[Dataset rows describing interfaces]
--
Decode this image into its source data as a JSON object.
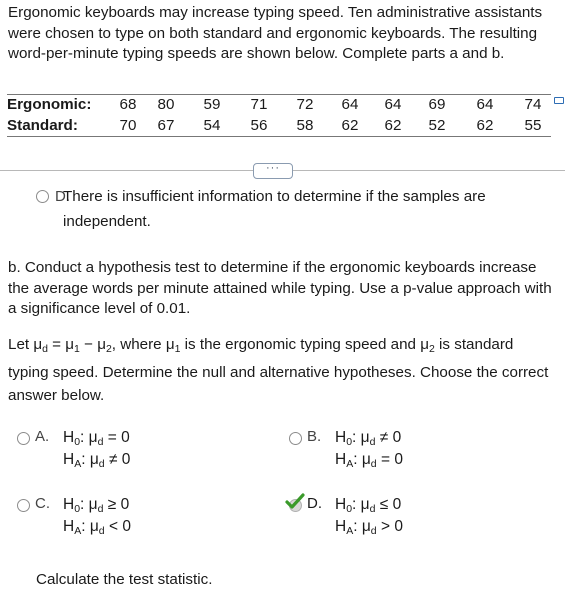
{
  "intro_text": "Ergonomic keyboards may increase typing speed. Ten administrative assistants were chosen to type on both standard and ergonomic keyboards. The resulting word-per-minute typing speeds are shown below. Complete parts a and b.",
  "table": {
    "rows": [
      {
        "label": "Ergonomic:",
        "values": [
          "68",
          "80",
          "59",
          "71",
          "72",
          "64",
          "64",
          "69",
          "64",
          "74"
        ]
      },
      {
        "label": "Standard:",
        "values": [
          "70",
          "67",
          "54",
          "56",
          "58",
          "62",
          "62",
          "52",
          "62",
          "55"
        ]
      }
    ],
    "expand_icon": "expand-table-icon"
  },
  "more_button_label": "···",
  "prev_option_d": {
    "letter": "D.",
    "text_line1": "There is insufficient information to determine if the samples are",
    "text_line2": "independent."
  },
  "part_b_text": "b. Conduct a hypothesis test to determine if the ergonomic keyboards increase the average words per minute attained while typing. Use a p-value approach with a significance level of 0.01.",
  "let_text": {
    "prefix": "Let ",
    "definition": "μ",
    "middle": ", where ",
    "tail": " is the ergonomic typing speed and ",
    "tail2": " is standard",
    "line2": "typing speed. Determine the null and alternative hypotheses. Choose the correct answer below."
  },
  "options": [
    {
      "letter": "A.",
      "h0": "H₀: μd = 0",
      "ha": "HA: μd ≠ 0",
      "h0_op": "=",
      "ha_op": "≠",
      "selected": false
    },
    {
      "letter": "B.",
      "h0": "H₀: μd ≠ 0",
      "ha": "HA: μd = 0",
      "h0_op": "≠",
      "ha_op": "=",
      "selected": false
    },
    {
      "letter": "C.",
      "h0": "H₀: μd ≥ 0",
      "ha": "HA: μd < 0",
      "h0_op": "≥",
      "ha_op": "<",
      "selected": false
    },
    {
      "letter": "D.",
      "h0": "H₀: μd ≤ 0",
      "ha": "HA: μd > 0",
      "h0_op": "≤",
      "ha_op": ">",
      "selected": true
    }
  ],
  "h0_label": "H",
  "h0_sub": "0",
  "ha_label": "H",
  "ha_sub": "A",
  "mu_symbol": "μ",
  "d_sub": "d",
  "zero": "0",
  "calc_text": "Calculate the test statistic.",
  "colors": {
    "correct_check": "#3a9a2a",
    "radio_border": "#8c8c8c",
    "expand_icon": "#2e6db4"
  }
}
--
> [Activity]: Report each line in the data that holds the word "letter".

> [Response to the task]:
    "letter": "D.",
      "letter": "A.",
      "letter": "B.",
      "letter": "C.",
      "letter": "D.",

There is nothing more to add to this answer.